“Dude! You said you went before we left!” Goodbye peaceful car ride. This will now consume us.
“I didn’t. I lied.” He shifts awkwardly in his chair not realizing what’s worse- admitting to Dad he lied or that his bladder is a balloon ignorantly milling around inside a needle factory.
“Obviously, Tom. Ugh. Michelle, pull over.”
“No, Dad!” He blurts out.
“What? What’s wrong?” I ask, but I already know. Joey has no problem peeing outside. Front of the house while we’re in the middle of playing? No problem. Just go on the front landscaping. When you gotta go, you gotta go is Joe’s philosophy. We’re working on this so he doesn’t get ticketed someday for public urination. Tommy is not as free with such things. He’s a classy gentlemen, I guess.
“I wanna go in a toilet!” In the middle of nowhere, I search for a gas station as my wife drives on, and to my horror, I see that the closest one is thirty minutes away. I frantically search google maps on my phone for anything. I thumb left, right, up, and down. Cornfields and nothing in between.
Panic sets in. He’s going to lose it.
And he did.
The next thirty minutes were painful for all of us. There were tears and there were laughs as I became life coach dad in a fruitless attempt to get his mind off of it. Then he got mad because “laughing makes it worse. Some came out, Dad!”
“Ahhh! Okay, okay. No laughing. Stay strong, Tommy.”
We made it but just barely. I can add yet another reason why I hate long car trips- tiny kid bladders.
Does it make me a bad father for feeling a sense of dread anytime I know I’m going to be locked inside hell on wheels with my kids for more than two hours? I don’t think so. Am I trying to work on it? Yes. We’ve made it here safely to the lake house, and that’s all that really matters. However, it sure would be nice if I didn’t feel anxious the whole way here. We’ve tried games, and they do work sometimes. I have to say though, if they’re not good ones, they give up quickly and the complaining resumes. Heck, even if they are good, they lose interest in them in a matter of moments. I want to give in to the devices so bad, but we’re really trying to avoid them like the plague these days.
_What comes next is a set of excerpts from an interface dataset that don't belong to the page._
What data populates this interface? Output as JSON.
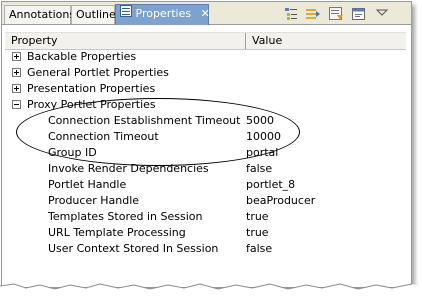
{
  "tabs": [
    {
      "label": "Annotations",
      "active": false
    },
    {
      "label": "Outline",
      "active": false
    },
    {
      "label": "Properties",
      "active": true
    }
  ],
  "toolbar": {
    "icons": [
      "show-categories-icon",
      "show-advanced-icon",
      "filter-icon",
      "restore-default-icon",
      "view-menu-icon"
    ]
  },
  "columns": {
    "property": "Property",
    "value": "Value"
  },
  "categories": [
    {
      "label": "Backable Properties",
      "expanded": false
    },
    {
      "label": "General Portlet Properties",
      "expanded": false
    },
    {
      "label": "Presentation Properties",
      "expanded": false
    },
    {
      "label": "Proxy Portlet Properties",
      "expanded": true
    }
  ],
  "properties": [
    {
      "name": "Connection Establishment Timeout",
      "value": "5000"
    },
    {
      "name": "Connection Timeout",
      "value": "10000"
    },
    {
      "name": "Group ID",
      "value": "portal"
    },
    {
      "name": "Invoke Render Dependencies",
      "value": "false"
    },
    {
      "name": "Portlet Handle",
      "value": "portlet_8"
    },
    {
      "name": "Producer Handle",
      "value": "beaProducer"
    },
    {
      "name": "Templates Stored in Session",
      "value": "true"
    },
    {
      "name": "URL Template Processing",
      "value": "true"
    },
    {
      "name": "User Context Stored In Session",
      "value": "false"
    }
  ],
  "colors": {
    "active_tab": "#7da2ce",
    "tab_bar": "#ece9d8"
  }
}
I try to think about what it was like when I was a kid traveling to this same lake house. How did my parents handle it? How did we make it through the ride? I vaguely remember rolling around in the back of a station wagon with my older brother arm wrestling or doing whatever other stupid things we did. I’m sure all of them would be deemed highly unsafe today. Maybe I should try to understand what the kids are going through a bit more? Today, they’re locked in a five point harness until about five, and if that were me at thirty-four, I’d likely complain every inch of the way too.
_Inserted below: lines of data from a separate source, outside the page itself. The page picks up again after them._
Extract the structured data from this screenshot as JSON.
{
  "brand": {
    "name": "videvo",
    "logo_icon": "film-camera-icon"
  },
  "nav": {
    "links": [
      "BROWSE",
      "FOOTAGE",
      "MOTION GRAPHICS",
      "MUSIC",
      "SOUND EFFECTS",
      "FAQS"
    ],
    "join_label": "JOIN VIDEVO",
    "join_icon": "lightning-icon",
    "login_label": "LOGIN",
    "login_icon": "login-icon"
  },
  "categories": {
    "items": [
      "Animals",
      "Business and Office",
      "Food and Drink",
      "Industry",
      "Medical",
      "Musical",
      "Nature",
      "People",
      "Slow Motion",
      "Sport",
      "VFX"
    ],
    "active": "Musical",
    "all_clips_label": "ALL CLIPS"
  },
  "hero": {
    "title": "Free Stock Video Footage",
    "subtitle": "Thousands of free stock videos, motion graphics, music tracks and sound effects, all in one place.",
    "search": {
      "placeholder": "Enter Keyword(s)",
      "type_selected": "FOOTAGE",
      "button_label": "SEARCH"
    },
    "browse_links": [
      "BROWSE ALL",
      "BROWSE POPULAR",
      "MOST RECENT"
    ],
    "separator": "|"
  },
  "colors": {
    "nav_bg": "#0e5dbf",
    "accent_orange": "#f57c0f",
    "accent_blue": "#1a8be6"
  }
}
What are long car rides like for you and your family? Are they as brutal as I’m making ours out to be? Michelle tells me I have a flare for the dramatic when it comes to car rides, so please share. What are your funny car stories? What horror stories do you have? Any tips about how to keep the kids occupied without technology? Share your comments below!